Bercilak is as vivid and concrete as any image I have met in literature. He is a living coincidentia oppositorum; half giant, yet wholly a “lovely knight”; as full of demoniac energy as old Karamazov, yet, in his own house, as jolly as a Dickensian Christmas host; now exhibiting a ferocity so gleeful that it is almost genial, and now a geniality so outrageous that it borders on the ferocious; half boy or buffoon in his shouts and laughter and jumpings; yet at the end judging Gawain with the tranquil superiority of an angelic being. There has been nothing really like him in fiction before or since. No one who has once read the poem forgets him. No one while reading it disbelieves in him.

Lewis does well to invoke Dickens and the comic energies of the novel. For one way in which to relate the two tests (the duel and the seduction) is by the pairing of a duel with a woman’s honor (in the name of which many a duel was fought). William Empson’s praise of Tom Jones, the character as well as the novel, is germane here. Of Tom Jones’s sexual behavior (“where he is most scandalous,” says Empson, not scandalized a bit),

one might, instead, find him holy, because he never makes love to a woman unless she first makes love to him. Later on (XIII, 7) we find he thinks it a point of honour to accept such a challenge from a woman, no less than a challenge to fight from a man (and that is the absolute of honour, the duel itself); but in his first two cases, Molly Seagrim and Sophia, he is unconscious that their advances have aroused him, and very grateful when they respond. Fielding reveres the moral beauty of this, but is quite hard-headed enough to see that such a man is too easily fooled by women; he regards Tom as dreadfully in need of good luck, and feels like a family lawyer when he makes the plot give it to him.

Gawain, too, was dreadfully in need of good luck, and it is a mercy that the plot gives it to him. Never is he discourteous to the woman who so directly woos him (“Ye ar welcum to my cors”), and he behaves like an even more perfect gentleman than Tom Jones. Which might bring us back to Sir Kingsley, who was very good at imagining a different type, the imperfectly ungentlemanly man. He does this, as it happens, in a novel that has many affinities with Sir Gawain and the Green Knight: The Green Man (1969). At what ought to be a climactic moment, there is a smack at the alliterative tradition, not at this romance of a poem but at the more pious one, Langland’s Piers Plowman:

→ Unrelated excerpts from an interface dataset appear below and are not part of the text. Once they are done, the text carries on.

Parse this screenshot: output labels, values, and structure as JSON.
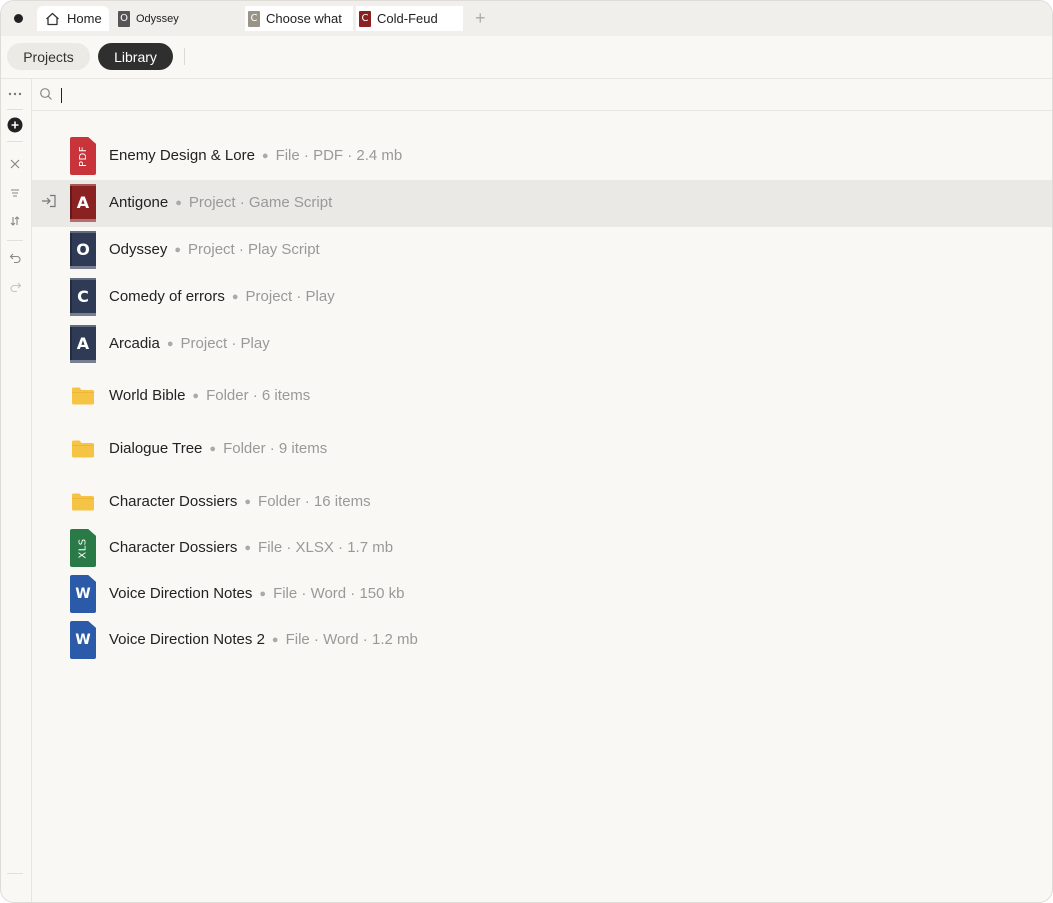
{
  "tabs": {
    "home": "Home",
    "odyssey": {
      "label": "Odyssey",
      "icon_letter": "O"
    },
    "choose": {
      "label": "Choose what",
      "icon_letter": "C"
    },
    "cold": {
      "label": "Cold-Feud",
      "icon_letter": "C"
    }
  },
  "pills": {
    "projects": "Projects",
    "library": "Library"
  },
  "search": {
    "value": ""
  },
  "colors": {
    "pdf": "#c8343a",
    "project_red": "#8a2222",
    "project_navy": "#2f3a54",
    "folder": "#f6c445",
    "xls": "#2a7a47",
    "word": "#2a5aa8"
  },
  "items": [
    {
      "icon": "pdf-file-icon",
      "icon_text": "PDF",
      "name": "Enemy Design & Lore",
      "meta": "File · PDF · 2.4 mb"
    },
    {
      "icon": "project-book-icon",
      "icon_text": "A",
      "name": "Antigone",
      "meta": "Project · Game Script",
      "selected": true
    },
    {
      "icon": "project-book-icon",
      "icon_text": "O",
      "name": "Odyssey",
      "meta": "Project · Play Script"
    },
    {
      "icon": "project-book-icon",
      "icon_text": "C",
      "name": "Comedy of errors",
      "meta": "Project · Play"
    },
    {
      "icon": "project-book-icon",
      "icon_text": "A",
      "name": "Arcadia",
      "meta": "Project · Play"
    },
    {
      "icon": "folder-icon",
      "name": "World Bible",
      "meta": "Folder · 6 items"
    },
    {
      "icon": "folder-icon",
      "name": "Dialogue Tree",
      "meta": "Folder · 9 items"
    },
    {
      "icon": "folder-icon",
      "name": "Character Dossiers",
      "meta": "Folder · 16 items"
    },
    {
      "icon": "xls-file-icon",
      "icon_text": "XLS",
      "name": "Character Dossiers",
      "meta": "File · XLSX · 1.7 mb"
    },
    {
      "icon": "word-file-icon",
      "icon_text": "W",
      "name": "Voice Direction Notes",
      "meta": "File · Word · 150 kb"
    },
    {
      "icon": "word-file-icon",
      "icon_text": "W",
      "name": "Voice Direction Notes 2",
      "meta": "File · Word · 1.2 mb"
    }
  ]
}
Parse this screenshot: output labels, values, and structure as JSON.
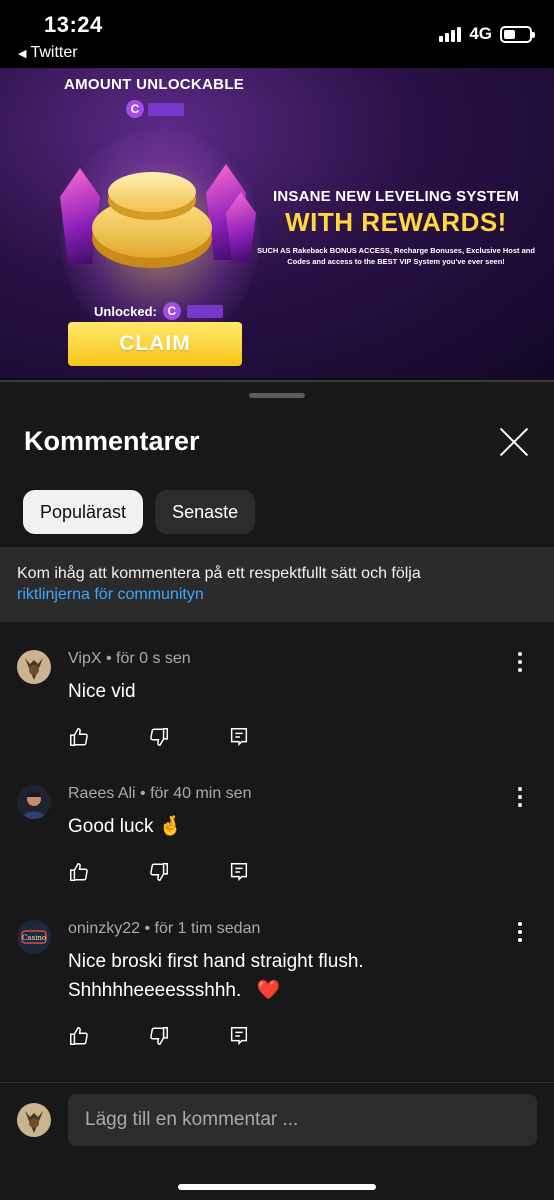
{
  "status_bar": {
    "time": "13:24",
    "back_app": "Twitter",
    "network": "4G",
    "battery_level": 0.45
  },
  "video": {
    "amount_label": "AMOUNT UNLOCKABLE",
    "unlocked_label": "Unlocked:",
    "coin_symbol": "C",
    "headline_1": "INSANE NEW LEVELING SYSTEM",
    "headline_2": "WITH REWARDS!",
    "subtext": "SUCH AS Rakeback BONUS ACCESS, Recharge Bonuses, Exclusive Host and Codes and access to the BEST VIP System you've ever seen!",
    "claim_label": "CLAIM"
  },
  "comments_panel": {
    "title": "Kommentarer",
    "tabs": [
      {
        "label": "Populärast",
        "active": true
      },
      {
        "label": "Senaste",
        "active": false
      }
    ],
    "notice_text": "Kom ihåg att kommentera på ett respektfullt sätt och följa",
    "notice_link": "riktlinjerna för communityn",
    "comments": [
      {
        "author": "VipX",
        "time": "för 0 s sen",
        "meta": "VipX • för 0 s sen",
        "text": "Nice vid",
        "emoji": ""
      },
      {
        "author": "Raees Ali",
        "time": "för 40 min sen",
        "meta": "Raees Ali • för 40 min sen",
        "text": "Good luck",
        "emoji": "🤞"
      },
      {
        "author": "oninzky22",
        "time": "för 1 tim sedan",
        "meta": "oninzky22 • för 1 tim sedan",
        "text": "Nice broski first hand straight flush. Shhhhheeeessshhh.",
        "emoji": "❤️"
      }
    ],
    "add_comment_placeholder": "Lägg till en kommentar ..."
  },
  "icons": [
    "thumbs-up-icon",
    "thumbs-down-icon",
    "reply-icon",
    "more-vert-icon",
    "close-icon"
  ],
  "colors": {
    "link": "#3ea6ff",
    "sheet_bg": "#181818",
    "claim_yellow": "#f5c518",
    "headline_yellow": "#ffd83a"
  }
}
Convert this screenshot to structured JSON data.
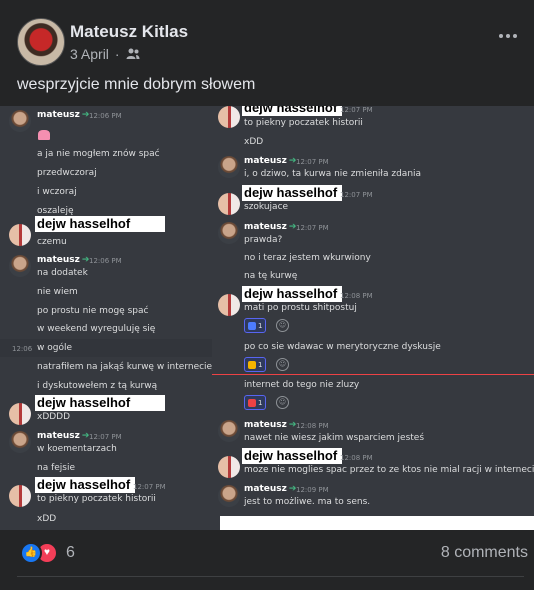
{
  "post": {
    "author": "Mateusz Kitlas",
    "date": "3 April",
    "dot": "·",
    "caption": "wesprzyjcie mnie dobrym słowem",
    "reactions_count": "6",
    "comments": "8 comments"
  },
  "left_chat": {
    "m1": {
      "user": "mateusz",
      "time": "12:06 PM",
      "lines": [
        "a ja nie mogłem znów spać",
        "przedwczoraj",
        "i wczoraj",
        "oszaleję"
      ]
    },
    "m2": {
      "user": "dejw hasselhof",
      "lines": [
        "czemu"
      ]
    },
    "m3": {
      "user": "mateusz",
      "time": "12:06 PM",
      "lines": [
        "na dodatek",
        "nie wiem",
        "po prostu nie mogę spać",
        "w weekend wyreguluję się",
        "w ogóle",
        "natrafiłem na jakąś kurwę w internecie",
        "i dyskutowełem z tą kurwą"
      ],
      "hover_time": "12:06"
    },
    "m4": {
      "user": "dejw hasselhof",
      "lines": [
        "xDDDD"
      ]
    },
    "m5": {
      "user": "mateusz",
      "time": "12:07 PM",
      "lines": [
        "w koementarzach",
        "na fejsie"
      ]
    },
    "m6": {
      "user": "dejw hasselhof",
      "time": "12:07 PM",
      "lines": [
        "to piekny poczatek historii",
        "xDD"
      ]
    }
  },
  "right_chat": {
    "r1": {
      "user": "dejw hasselhof",
      "time": "12:07 PM",
      "lines": [
        "to piekny poczatek historii",
        "xDD"
      ]
    },
    "r2": {
      "user": "mateusz",
      "time": "12:07 PM",
      "lines": [
        "i, o dziwo, ta kurwa nie zmieniła zdania"
      ]
    },
    "r3": {
      "user": "dejw hasselhof",
      "time": "12:07 PM",
      "lines": [
        "szokujace"
      ]
    },
    "r4": {
      "user": "mateusz",
      "time": "12:07 PM",
      "lines": [
        "prawda?",
        "no i teraz jestem wkurwiony",
        "na tę kurwę"
      ]
    },
    "r5": {
      "user": "dejw hasselhof",
      "time": "12:08 PM",
      "lines": [
        "mati po prostu shitpostuj",
        "po co sie wdawac w merytoryczne dyskusje",
        "internet do tego nie zluzy"
      ],
      "reactions": [
        "1",
        "1",
        "1"
      ]
    },
    "r6": {
      "user": "mateusz",
      "time": "12:08 PM",
      "lines": [
        "nawet nie wiesz jakim wsparciem jesteś"
      ]
    },
    "r7": {
      "user": "dejw hasselhof",
      "time": "12:08 PM",
      "lines": [
        "moze nie moglies spac przez to ze ktos nie mial racji w internecie wlasnie"
      ]
    },
    "r8": {
      "user": "mateusz",
      "time": "12:09 PM",
      "lines": [
        "jest to możliwe. ma to sens."
      ]
    }
  },
  "colors": {
    "bg": "#242526",
    "chat_bg": "#36393f",
    "online_green": "#43b581",
    "like_blue": "#1877f2",
    "love_red": "#f33e58"
  },
  "icons": [
    "friends-icon",
    "more-icon",
    "like-icon",
    "love-icon",
    "add-reaction-icon"
  ]
}
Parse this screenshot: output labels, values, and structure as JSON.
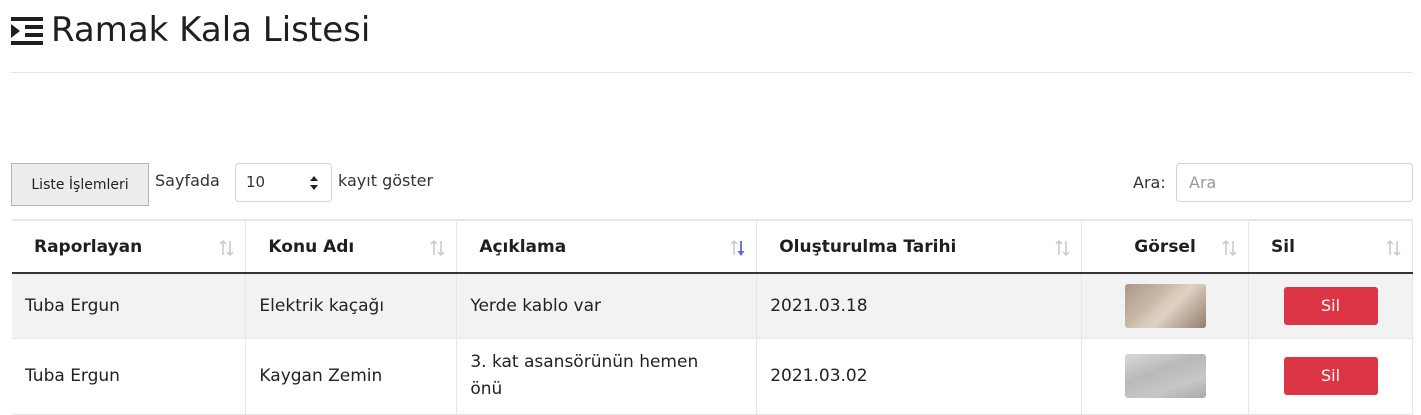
{
  "header": {
    "title": "Ramak Kala Listesi",
    "icon": "indent-list-icon"
  },
  "controls": {
    "list_ops_label": "Liste İşlemleri",
    "per_page_prefix": "Sayfada",
    "per_page_value": "10",
    "per_page_suffix": "kayıt göster",
    "search_label": "Ara:",
    "search_placeholder": "Ara"
  },
  "table": {
    "columns": [
      "Raporlayan",
      "Konu Adı",
      "Açıklama",
      "Oluşturulma Tarihi",
      "Görsel",
      "Sil"
    ],
    "sorted_column": "Açıklama",
    "rows": [
      {
        "raporlayan": "Tuba Ergun",
        "konu": "Elektrik kaçağı",
        "aciklama": "Yerde kablo var",
        "tarih": "2021.03.18",
        "sil": "Sil"
      },
      {
        "raporlayan": "Tuba Ergun",
        "konu": "Kaygan Zemin",
        "aciklama": "3. kat asansörünün hemen önü",
        "tarih": "2021.03.02",
        "sil": "Sil"
      }
    ]
  },
  "colors": {
    "danger": "#dc3545",
    "sort_active": "#5b6bd5",
    "row_stripe": "#f2f2f2"
  }
}
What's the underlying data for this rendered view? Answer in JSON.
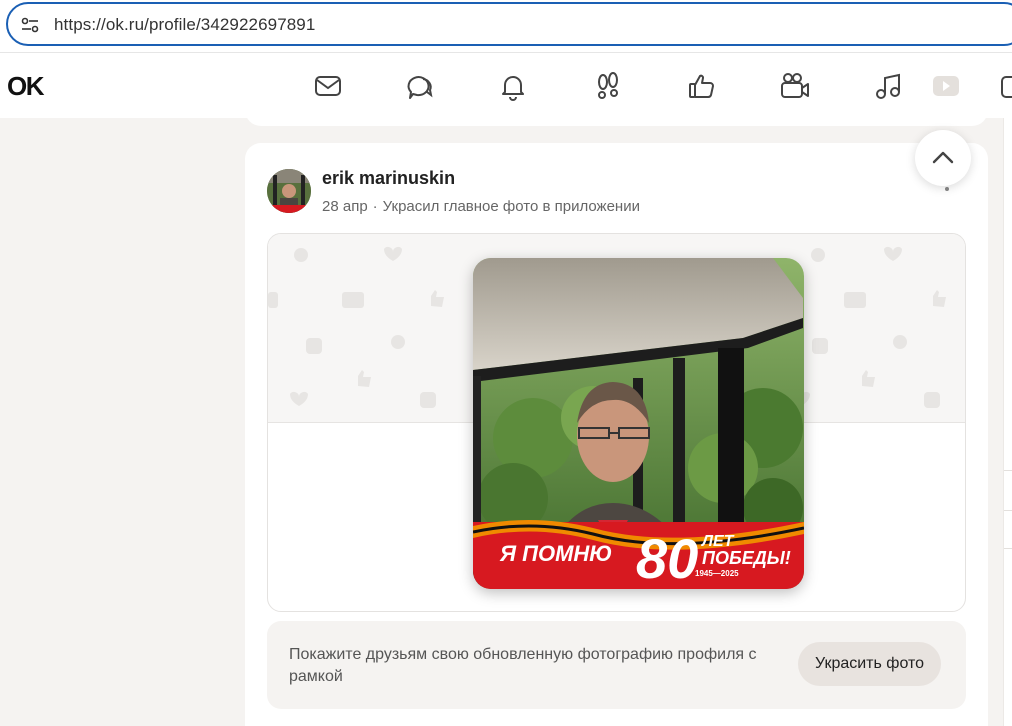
{
  "browser": {
    "url": "https://ok.ru/profile/342922697891"
  },
  "header": {
    "logo": "OK",
    "nav": [
      {
        "icon": "mail-icon"
      },
      {
        "icon": "chat-icon"
      },
      {
        "icon": "bell-icon"
      },
      {
        "icon": "footprints-icon"
      },
      {
        "icon": "thumbs-up-icon"
      },
      {
        "icon": "video-camera-icon"
      },
      {
        "icon": "music-icon"
      },
      {
        "icon": "video-play-icon"
      },
      {
        "icon": "more-icon"
      }
    ]
  },
  "post": {
    "author": "erik marinuskin",
    "date": "28 апр",
    "action": "Украсил главное фото в приложении",
    "photo_banner": {
      "left_text": "Я ПОМНЮ",
      "number": "80",
      "right_line1": "ЛЕТ",
      "right_line2": "ПОБЕДЫ!",
      "years": "1945—2025"
    },
    "promo_text": "Покажите друзьям свою обновленную фотографию профиля с рамкой",
    "promo_button": "Украсить фото"
  },
  "colors": {
    "accent_red": "#d71920",
    "ribbon_orange": "#f08a00",
    "focus_blue": "#1a5fb4"
  }
}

“Let’s make love to one another, my darling,” said Diana.

The new problem was to prevent her from making too many remarks in this style until the stage of no remarks was reached. I got out of the truck, went round and helped her down.

“In a summer season,” she said, actually looking up at the sky, “when soft was the sun….”

“Well, we can’t say we haven’t been lucky with the weather,” I babbled, pulling her along beside me. One more really corking cock-crinkler like that one and I would be done for.

We are at some remove from the poem that famously opens:

In a summer season when soft was the sun

I shope me in shrouds as I a shepe were…

Better to undress than to dress oneself in sheep’s or shepherd’s clothing. Amis was the man to put the gland back into Langland. (To Philip Larkin, January 18, 1946, from Oxford: “Oh Christ I’ve got to write a bleeding essay all about that sodding old bore Langlad gland I mean.”) But his hero, if that is the word for these remarkable men of his, does (like Gawain, in the face of his challenging lady) stay altogether courteous in the face of his woman, even though her words turn worse than pear-shaped:

“I want to be naked,” she said. “For us, I must be naked.”

She took off her shirt and this once I overlooked her literary style.

This Issue

March 20, 2008